**WHAT YOU NEED TO DO:** Every record below, from first to last: print it exactly as shown.

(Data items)
╭──
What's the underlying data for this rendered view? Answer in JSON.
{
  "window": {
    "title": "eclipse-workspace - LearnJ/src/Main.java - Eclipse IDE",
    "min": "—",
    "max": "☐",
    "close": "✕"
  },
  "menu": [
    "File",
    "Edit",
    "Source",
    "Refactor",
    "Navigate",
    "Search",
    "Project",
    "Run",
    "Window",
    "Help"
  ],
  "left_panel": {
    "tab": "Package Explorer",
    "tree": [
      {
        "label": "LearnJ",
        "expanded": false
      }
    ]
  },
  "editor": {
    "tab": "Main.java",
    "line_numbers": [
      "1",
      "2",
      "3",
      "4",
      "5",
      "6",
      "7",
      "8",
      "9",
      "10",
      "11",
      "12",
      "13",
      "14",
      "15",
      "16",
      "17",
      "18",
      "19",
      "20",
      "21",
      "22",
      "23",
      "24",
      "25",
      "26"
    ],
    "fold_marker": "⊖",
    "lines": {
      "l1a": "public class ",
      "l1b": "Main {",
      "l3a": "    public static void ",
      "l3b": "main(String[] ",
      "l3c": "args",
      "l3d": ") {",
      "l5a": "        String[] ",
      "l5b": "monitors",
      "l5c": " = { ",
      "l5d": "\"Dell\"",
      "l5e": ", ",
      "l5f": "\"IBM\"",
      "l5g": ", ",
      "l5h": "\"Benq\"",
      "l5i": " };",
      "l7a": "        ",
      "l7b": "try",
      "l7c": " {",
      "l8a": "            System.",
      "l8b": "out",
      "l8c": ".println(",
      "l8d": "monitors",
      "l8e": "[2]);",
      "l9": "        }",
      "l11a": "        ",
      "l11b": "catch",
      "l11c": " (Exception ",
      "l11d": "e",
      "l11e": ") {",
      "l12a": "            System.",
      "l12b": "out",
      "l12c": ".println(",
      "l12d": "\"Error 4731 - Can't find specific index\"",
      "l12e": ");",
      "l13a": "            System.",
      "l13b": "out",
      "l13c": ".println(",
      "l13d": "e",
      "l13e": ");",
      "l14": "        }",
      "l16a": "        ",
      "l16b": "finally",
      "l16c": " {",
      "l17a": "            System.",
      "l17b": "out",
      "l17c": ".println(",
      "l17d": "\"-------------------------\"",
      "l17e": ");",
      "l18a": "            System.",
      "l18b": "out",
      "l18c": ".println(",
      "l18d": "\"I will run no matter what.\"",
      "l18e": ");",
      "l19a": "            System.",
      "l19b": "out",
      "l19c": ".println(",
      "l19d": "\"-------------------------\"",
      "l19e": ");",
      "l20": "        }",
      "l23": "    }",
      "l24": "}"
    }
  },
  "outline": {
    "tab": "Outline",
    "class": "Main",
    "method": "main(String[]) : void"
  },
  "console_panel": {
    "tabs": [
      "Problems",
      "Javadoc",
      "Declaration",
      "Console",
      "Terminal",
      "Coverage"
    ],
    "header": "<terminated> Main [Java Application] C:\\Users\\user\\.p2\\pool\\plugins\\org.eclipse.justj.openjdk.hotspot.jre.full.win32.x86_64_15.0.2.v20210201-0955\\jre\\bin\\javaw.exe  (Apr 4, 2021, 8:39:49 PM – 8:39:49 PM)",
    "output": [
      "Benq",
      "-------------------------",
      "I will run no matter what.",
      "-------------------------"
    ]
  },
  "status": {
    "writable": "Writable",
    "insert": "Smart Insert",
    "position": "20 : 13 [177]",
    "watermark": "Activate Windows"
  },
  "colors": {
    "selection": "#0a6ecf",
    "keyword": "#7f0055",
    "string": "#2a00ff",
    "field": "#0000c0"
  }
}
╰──
**EXERCISE RESPONSE:**
What's the underlying data for this rendered view? Answer in JSON.
{
  "window": {
    "title": "eclipse-workspace - LearnJ/src/Main.java - Eclipse IDE",
    "min": "—",
    "max": "☐",
    "close": "✕"
  },
  "menu": [
    "File",
    "Edit",
    "Source",
    "Refactor",
    "Navigate",
    "Search",
    "Project",
    "Run",
    "Window",
    "Help"
  ],
  "left_panel": {
    "tab": "Package Explorer",
    "tree": [
      {
        "label": "LearnJ",
        "expanded": false
      }
    ]
  },
  "editor": {
    "tab": "Main.java",
    "line_numbers": [
      "1",
      "2",
      "3",
      "4",
      "5",
      "6",
      "7",
      "8",
      "9",
      "10",
      "11",
      "12",
      "13",
      "14",
      "15",
      "16",
      "17",
      "18",
      "19",
      "20",
      "21",
      "22",
      "23",
      "24",
      "25",
      "26"
    ],
    "fold_marker": "⊖",
    "lines": {
      "l1a": "public class ",
      "l1b": "Main {",
      "l3a": "    public static void ",
      "l3b": "main(String[] ",
      "l3c": "args",
      "l3d": ") {",
      "l5a": "        String[] ",
      "l5b": "monitors",
      "l5c": " = { ",
      "l5d": "\"Dell\"",
      "l5e": ", ",
      "l5f": "\"IBM\"",
      "l5g": ", ",
      "l5h": "\"Benq\"",
      "l5i": " };",
      "l7a": "        ",
      "l7b": "try",
      "l7c": " {",
      "l8a": "            System.",
      "l8b": "out",
      "l8c": ".println(",
      "l8d": "monitors",
      "l8e": "[2]);",
      "l9": "        }",
      "l11a": "        ",
      "l11b": "catch",
      "l11c": " (Exception ",
      "l11d": "e",
      "l11e": ") {",
      "l12a": "            System.",
      "l12b": "out",
      "l12c": ".println(",
      "l12d": "\"Error 4731 - Can't find specific index\"",
      "l12e": ");",
      "l13a": "            System.",
      "l13b": "out",
      "l13c": ".println(",
      "l13d": "e",
      "l13e": ");",
      "l14": "        }",
      "l16a": "        ",
      "l16b": "finally",
      "l16c": " {",
      "l17a": "            System.",
      "l17b": "out",
      "l17c": ".println(",
      "l17d": "\"-------------------------\"",
      "l17e": ");",
      "l18a": "            System.",
      "l18b": "out",
      "l18c": ".println(",
      "l18d": "\"I will run no matter what.\"",
      "l18e": ");",
      "l19a": "            System.",
      "l19b": "out",
      "l19c": ".println(",
      "l19d": "\"-------------------------\"",
      "l19e": ");",
      "l20": "        }",
      "l23": "    }",
      "l24": "}"
    }
  },
  "outline": {
    "tab": "Outline",
    "class": "Main",
    "method": "main(String[]) : void"
  },
  "console_panel": {
    "tabs": [
      "Problems",
      "Javadoc",
      "Declaration",
      "Console",
      "Terminal",
      "Coverage"
    ],
    "header": "<terminated> Main [Java Application] C:\\Users\\user\\.p2\\pool\\plugins\\org.eclipse.justj.openjdk.hotspot.jre.full.win32.x86_64_15.0.2.v20210201-0955\\jre\\bin\\javaw.exe  (Apr 4, 2021, 8:39:49 PM – 8:39:49 PM)",
    "output": [
      "Benq",
      "-------------------------",
      "I will run no matter what.",
      "-------------------------"
    ]
  },
  "status": {
    "writable": "Writable",
    "insert": "Smart Insert",
    "position": "20 : 13 [177]",
    "watermark": "Activate Windows"
  },
  "colors": {
    "selection": "#0a6ecf",
    "keyword": "#7f0055",
    "string": "#2a00ff",
    "field": "#0000c0"
  }
}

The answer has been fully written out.